Objective: The use of herbal remedies has been documented both among various patient groups and in the general population to promote health. The aim of this systematic review is to analyze the benefits of herb use during pregnancy.
Methods: A systematic literature search covering the period from January 1990 to September 2010 was performed using various electronic databases. Randomized controlled clinical trials (RCTs) were included. Paper quality was evaluated using the Jadad scale.
Results: Of the 511 articles identified, 14 RCTs were eligible. Ginger was the most investigated remedy and was consistently reported to ameliorate nausea and vomiting during pregnancy better than placebo; its efficacy in doing so was noted to be equal to that of vitamin B6 and dimenhydrinate. A single trial also supported the use of Hypericum perforatum for wound healing. Cranberry, however, was not efficacious in the treatment of urinary tract infections; finally, raspberry leaf did not shorten the first stage of labor, and garlic did not prevent pre-eclampsia.
Conclusions: Despite the widespread, popular use of herbal remedies during pregnancy, too few studies have been devoted to specific clinical investigations.
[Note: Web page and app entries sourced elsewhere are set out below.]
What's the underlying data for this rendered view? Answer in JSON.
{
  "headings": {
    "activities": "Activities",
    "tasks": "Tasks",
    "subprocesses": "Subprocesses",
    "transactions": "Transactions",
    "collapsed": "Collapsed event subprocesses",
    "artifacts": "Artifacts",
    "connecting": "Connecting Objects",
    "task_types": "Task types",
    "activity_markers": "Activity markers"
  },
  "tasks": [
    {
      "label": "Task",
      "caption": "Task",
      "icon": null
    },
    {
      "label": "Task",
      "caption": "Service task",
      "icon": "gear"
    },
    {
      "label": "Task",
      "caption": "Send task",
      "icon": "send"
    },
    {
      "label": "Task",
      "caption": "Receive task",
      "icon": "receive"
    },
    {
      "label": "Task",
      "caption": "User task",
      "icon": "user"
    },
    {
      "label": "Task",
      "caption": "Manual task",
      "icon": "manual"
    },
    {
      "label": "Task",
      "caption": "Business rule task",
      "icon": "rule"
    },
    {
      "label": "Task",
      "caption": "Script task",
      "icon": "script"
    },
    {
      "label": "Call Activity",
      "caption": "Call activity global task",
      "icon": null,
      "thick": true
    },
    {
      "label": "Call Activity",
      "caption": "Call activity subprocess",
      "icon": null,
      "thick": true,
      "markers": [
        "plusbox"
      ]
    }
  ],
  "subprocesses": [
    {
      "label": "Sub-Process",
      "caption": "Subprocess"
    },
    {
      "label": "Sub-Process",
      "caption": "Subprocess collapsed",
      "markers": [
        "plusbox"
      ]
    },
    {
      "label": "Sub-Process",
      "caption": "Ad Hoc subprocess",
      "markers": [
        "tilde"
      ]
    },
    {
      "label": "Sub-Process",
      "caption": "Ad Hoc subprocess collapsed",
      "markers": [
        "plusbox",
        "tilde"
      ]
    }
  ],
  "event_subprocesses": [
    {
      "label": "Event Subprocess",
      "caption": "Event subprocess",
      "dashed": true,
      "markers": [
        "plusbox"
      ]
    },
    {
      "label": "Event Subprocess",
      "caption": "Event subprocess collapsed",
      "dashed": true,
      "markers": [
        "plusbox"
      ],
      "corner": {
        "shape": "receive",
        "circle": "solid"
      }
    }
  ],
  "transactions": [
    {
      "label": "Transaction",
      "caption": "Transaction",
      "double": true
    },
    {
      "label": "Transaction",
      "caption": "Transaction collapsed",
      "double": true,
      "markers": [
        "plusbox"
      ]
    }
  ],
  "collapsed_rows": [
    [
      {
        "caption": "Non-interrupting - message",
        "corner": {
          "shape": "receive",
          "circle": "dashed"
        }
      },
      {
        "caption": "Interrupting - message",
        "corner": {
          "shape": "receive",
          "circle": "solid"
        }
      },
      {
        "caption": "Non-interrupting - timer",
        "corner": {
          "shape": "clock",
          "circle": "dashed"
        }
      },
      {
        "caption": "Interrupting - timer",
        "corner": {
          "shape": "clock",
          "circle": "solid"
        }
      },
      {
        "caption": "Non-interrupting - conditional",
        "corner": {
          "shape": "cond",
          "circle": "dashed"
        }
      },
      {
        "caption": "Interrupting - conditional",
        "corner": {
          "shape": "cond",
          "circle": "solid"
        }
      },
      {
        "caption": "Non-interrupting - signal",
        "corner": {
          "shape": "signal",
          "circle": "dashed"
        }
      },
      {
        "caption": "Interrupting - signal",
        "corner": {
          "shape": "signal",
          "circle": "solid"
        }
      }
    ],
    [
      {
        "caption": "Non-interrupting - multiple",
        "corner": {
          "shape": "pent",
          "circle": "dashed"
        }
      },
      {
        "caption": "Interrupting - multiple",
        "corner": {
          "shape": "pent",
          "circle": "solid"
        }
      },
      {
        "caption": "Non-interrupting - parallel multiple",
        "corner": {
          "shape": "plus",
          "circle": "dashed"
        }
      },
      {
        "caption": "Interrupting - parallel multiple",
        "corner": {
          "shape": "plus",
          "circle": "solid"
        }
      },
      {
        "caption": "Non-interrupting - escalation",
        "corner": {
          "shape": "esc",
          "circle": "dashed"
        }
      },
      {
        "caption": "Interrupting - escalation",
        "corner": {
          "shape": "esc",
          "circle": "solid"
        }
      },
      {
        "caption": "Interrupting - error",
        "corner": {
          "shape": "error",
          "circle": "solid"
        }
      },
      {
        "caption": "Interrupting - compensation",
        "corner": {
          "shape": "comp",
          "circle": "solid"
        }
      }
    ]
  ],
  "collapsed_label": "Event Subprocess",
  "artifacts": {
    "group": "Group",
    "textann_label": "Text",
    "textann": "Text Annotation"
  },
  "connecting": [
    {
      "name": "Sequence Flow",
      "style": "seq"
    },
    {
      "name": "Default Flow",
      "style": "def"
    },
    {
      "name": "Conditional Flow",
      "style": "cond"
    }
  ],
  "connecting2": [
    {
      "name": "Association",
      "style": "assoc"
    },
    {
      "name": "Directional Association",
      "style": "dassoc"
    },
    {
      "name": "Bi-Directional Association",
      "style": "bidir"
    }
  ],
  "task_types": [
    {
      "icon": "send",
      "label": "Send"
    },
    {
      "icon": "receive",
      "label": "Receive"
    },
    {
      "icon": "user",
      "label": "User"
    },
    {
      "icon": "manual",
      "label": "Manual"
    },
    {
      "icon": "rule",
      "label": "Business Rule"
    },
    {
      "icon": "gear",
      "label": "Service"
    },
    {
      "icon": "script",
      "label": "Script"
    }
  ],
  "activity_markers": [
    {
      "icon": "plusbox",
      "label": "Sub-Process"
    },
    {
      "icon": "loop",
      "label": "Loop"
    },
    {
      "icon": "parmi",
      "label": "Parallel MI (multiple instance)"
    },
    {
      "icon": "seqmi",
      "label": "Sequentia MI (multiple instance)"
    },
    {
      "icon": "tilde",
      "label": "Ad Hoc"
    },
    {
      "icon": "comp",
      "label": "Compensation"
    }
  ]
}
With the exception of ginger, there is no data to support the use of any other herbal supplement during pregnancy.